FARMINGTON HILLS, Mich. – Al Stephens, 64, has been working for Consumers Energy for 35 years.
“We had so many cases in the coronavirus and our headquarters I sent them an email letting them know in advance and I found out about they're gonna ask us to work from home,” said Stephens.
In the era of the COVID-19 pandemic, his workflow has changed. Since he’s now considered an essential worker, rather than going into the office first, he’s been given the green light by his employers to take his work van home to reduce contact.
“I have no other place to park this vehicle,” Stephens said.
But the Halstead Commons Condominium Association feels differently and has threatened Stephens with fines if he doesn’t remove the van from his own driveway.
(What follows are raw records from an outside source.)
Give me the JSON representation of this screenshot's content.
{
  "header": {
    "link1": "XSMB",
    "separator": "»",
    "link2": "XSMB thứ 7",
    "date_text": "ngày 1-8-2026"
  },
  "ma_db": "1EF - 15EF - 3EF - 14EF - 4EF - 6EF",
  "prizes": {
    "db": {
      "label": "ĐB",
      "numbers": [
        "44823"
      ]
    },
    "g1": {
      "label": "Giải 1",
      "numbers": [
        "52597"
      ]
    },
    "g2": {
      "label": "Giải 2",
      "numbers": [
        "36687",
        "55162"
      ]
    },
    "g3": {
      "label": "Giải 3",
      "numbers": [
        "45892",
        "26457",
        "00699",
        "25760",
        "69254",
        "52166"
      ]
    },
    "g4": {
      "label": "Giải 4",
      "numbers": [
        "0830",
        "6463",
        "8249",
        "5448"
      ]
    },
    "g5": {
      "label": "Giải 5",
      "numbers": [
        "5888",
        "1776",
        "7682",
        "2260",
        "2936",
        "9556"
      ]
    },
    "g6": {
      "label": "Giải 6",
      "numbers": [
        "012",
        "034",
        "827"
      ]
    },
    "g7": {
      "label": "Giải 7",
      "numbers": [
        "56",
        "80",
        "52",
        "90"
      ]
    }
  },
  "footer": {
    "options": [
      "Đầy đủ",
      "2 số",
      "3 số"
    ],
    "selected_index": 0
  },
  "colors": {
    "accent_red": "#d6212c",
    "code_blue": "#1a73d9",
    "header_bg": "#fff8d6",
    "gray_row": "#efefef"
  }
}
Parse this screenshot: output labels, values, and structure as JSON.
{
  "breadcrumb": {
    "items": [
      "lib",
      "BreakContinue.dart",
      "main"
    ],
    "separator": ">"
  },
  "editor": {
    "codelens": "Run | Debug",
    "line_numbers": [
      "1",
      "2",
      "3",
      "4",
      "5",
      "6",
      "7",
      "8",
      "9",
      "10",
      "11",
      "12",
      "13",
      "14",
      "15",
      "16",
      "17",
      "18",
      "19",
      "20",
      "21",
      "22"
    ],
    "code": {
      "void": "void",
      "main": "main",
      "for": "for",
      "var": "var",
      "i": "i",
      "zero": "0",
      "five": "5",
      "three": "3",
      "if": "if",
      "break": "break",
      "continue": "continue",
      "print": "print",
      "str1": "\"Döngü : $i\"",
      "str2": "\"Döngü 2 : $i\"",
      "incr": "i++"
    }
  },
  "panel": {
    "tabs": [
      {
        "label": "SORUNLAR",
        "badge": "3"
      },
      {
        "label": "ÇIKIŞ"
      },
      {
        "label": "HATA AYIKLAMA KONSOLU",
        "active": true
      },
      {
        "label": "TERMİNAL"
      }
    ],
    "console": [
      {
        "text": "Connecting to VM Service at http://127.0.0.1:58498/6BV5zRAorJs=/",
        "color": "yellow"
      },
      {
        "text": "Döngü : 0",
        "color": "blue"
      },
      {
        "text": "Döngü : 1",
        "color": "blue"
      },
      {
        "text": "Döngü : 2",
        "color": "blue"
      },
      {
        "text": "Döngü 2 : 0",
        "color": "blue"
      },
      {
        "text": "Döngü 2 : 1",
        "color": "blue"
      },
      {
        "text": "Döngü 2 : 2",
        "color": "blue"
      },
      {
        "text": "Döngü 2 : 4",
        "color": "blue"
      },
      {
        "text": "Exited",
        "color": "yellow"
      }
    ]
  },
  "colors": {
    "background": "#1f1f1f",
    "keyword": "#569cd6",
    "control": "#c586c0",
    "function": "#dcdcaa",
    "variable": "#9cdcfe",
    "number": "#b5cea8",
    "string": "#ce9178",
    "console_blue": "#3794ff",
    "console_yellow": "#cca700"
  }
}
“They went as far as to tell me if I (didn’t have) my vehicle off the premises by April 22 at five o’clock, (they) will take legal action against me and fine me,” Stephens said.
Lawyers representing the association claim this has been an issue going back two years, and that they’re waiting for any type of document showing where Gov. Gretchen Whitmer’s executive order specifically states Stephens has the right to park the commercial van at his own home. According to emails, they also claim they have no interest in speaking with Consumers Energy’s CEO or its attorney.
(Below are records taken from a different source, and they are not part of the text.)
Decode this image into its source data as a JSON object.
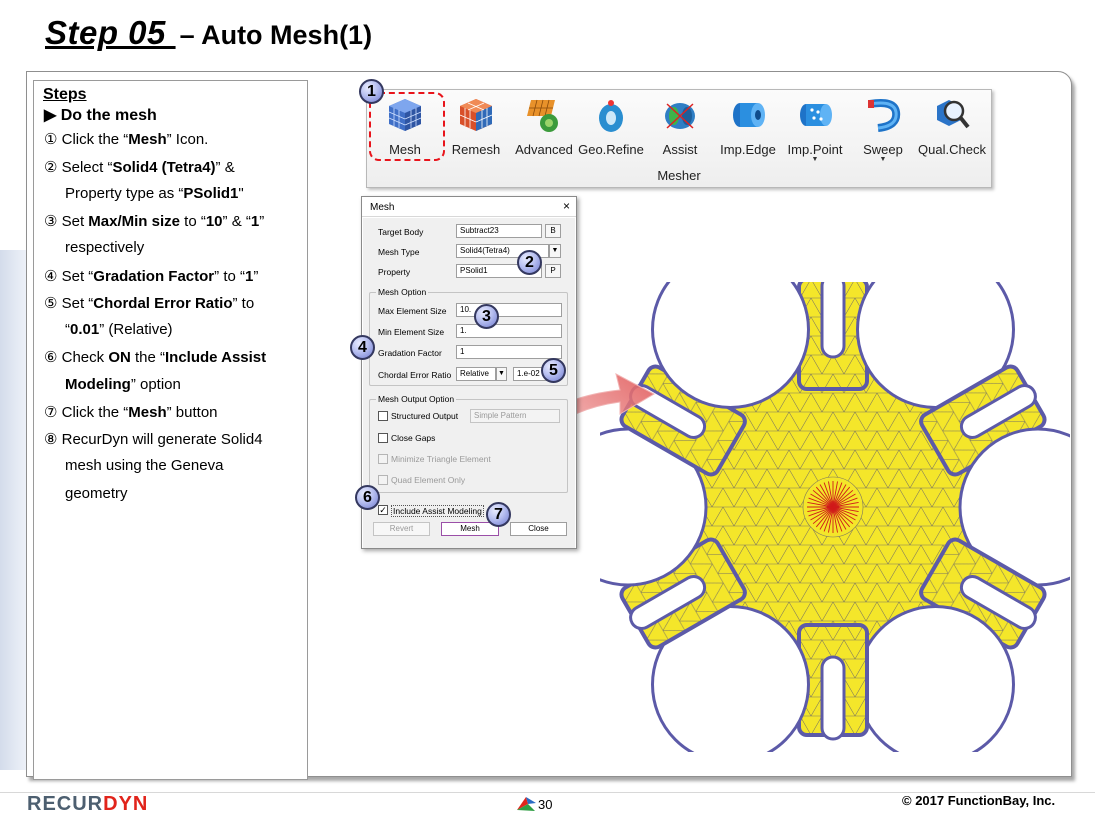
{
  "slide": {
    "title_step": "Step 05 ",
    "title_rest": "– Auto Mesh(1)"
  },
  "steps": {
    "heading": "Steps",
    "subheading": "▶ Do the mesh",
    "lines": [
      {
        "pre": "① Click the “",
        "bold": "Mesh",
        "post": "” Icon."
      },
      {
        "pre": "② Select “",
        "bold": "Solid4 (Tetra4)",
        "post": "” &"
      },
      {
        "pre": "Property type as “",
        "bold": "PSolid1",
        "post": "\""
      },
      {
        "pre": "③ Set ",
        "bold": "Max/Min size",
        "post": "  to “",
        "bold2": "10",
        "post2": "” & “",
        "bold3": "1",
        "post3": "”"
      },
      {
        "pre": "respectively",
        "bold": "",
        "post": ""
      },
      {
        "pre": "④ Set “",
        "bold": "Gradation Factor",
        "post": "” to “",
        "bold2": "1",
        "post2": "”"
      },
      {
        "pre": "⑤ Set “",
        "bold": "Chordal Error Ratio",
        "post": "” to"
      },
      {
        "pre": "“",
        "bold": "0.01",
        "post": "” (Relative)"
      },
      {
        "pre": "⑥ Check ",
        "bold": "ON",
        "post": " the “",
        "bold2": "Include Assist",
        "post2": ""
      },
      {
        "pre": "",
        "bold": "Modeling",
        "post": "” option"
      },
      {
        "pre": "⑦ Click the “",
        "bold": "Mesh",
        "post": "” button"
      },
      {
        "pre": "⑧ RecurDyn will generate Solid4",
        "bold": "",
        "post": ""
      },
      {
        "pre": "mesh using the Geneva",
        "bold": "",
        "post": ""
      },
      {
        "pre": "geometry",
        "bold": "",
        "post": ""
      }
    ]
  },
  "toolbar": {
    "group_label": "Mesher",
    "tools": [
      {
        "label": "Mesh",
        "icon": "mesh-cube-icon"
      },
      {
        "label": "Remesh",
        "icon": "remesh-cube-icon"
      },
      {
        "label": "Advanced",
        "icon": "advanced-mesh-icon"
      },
      {
        "label": "Geo.Refine",
        "icon": "geo-refine-icon"
      },
      {
        "label": "Assist",
        "icon": "assist-icon"
      },
      {
        "label": "Imp.Edge",
        "icon": "imp-edge-icon"
      },
      {
        "label": "Imp.Point",
        "icon": "imp-point-icon"
      },
      {
        "label": "Sweep",
        "icon": "sweep-icon"
      },
      {
        "label": "Qual.Check",
        "icon": "qual-check-icon"
      }
    ]
  },
  "dialog": {
    "title": "Mesh",
    "close": "×",
    "target_body_label": "Target Body",
    "target_body_value": "Subtract23",
    "target_body_btn": "B",
    "mesh_type_label": "Mesh Type",
    "mesh_type_value": "Solid4(Tetra4)",
    "property_label": "Property",
    "property_value": "PSolid1",
    "property_btn": "P",
    "mesh_option_title": "Mesh Option",
    "max_size_label": "Max Element Size",
    "max_size_value": "10.",
    "min_size_label": "Min Element Size",
    "min_size_value": "1.",
    "gradation_label": "Gradation Factor",
    "gradation_value": "1",
    "chordal_label": "Chordal Error Ratio",
    "chordal_mode": "Relative",
    "chordal_value": "1.e-02",
    "output_title": "Mesh Output Option",
    "structured_label": "Structured Output",
    "structured_select": "Simple Pattern",
    "close_gaps_label": "Close Gaps",
    "minimize_label": "Minimize Triangle Element",
    "quad_label": "Quad Element Only",
    "assist_label": "Include Assist Modeling",
    "revert_btn": "Revert",
    "mesh_btn": "Mesh",
    "close_btn": "Close"
  },
  "badges": [
    "1",
    "2",
    "3",
    "4",
    "5",
    "6",
    "7"
  ],
  "footer": {
    "brand_main": "RECUR",
    "brand_accent": "DYN",
    "page": "30",
    "copyright": "© 2017 FunctionBay, Inc."
  },
  "colors": {
    "mesh_fill": "#f4e62a",
    "mesh_edge": "#5c5aa8",
    "highlight": "#e8141b",
    "arrow": "#f0a0a0"
  }
}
Until this dispute is settled, however, Stephens said he’s not letting this situation dissuade him from serving his community in a time he’s needed the most.
“Until this is somewhat under control, I wish they would allow me to be able to service our customers and give great customer value, and I just can’t take this vehicle and park it anywhere," Stephens said. “I mean, it’s not mine. I’m a true professional at what I do, truly care about my community."
Here is a statement from Hirzel Law, PLC:
"This issue with Mr. Albert Stephens’s commercial vehicle is an issue that began two years before the coronavirus pandemic. We understand that it is now his position that the governor’s executive orders permit him to park his commercial vehicle in his driveway. The association appreciates the work that he provides as an essential worker. Unfortunately, the fact that he may be considered an essential worker by his employer does not appear to create an exception for him or for the association.
“We have attempted to determine which executive order he is relying on and which provision of that executive order he is relying on, but so far we have not received a response. The association would consider any such information if it were provided, just as the association would consider a request for an accommodation if it were made. In the absence of such information, though, Mr. Stephens is a member of a condominium association and that association has an obligation to enforce its condominium bylaws as written, and on this issue the documents require him to park his commercial vehicle in his garage if he chooses to bring it home.”
Here is a statement from Consumers Energy:
“To maintain social distancing and reduce exposure risk to our co-workers performing essential utility work, we have implemented an interim home reporting policy. The policy requires co-workers to report directly to their job site from their homes keeping them safe and healthy. To enable this, many are taking their work vehicles home at night to eliminate an unnecessary visit to a company facility. We appreciate customers’ patience as we implement these measures in order to safely provide the best, most timely service to our customers.”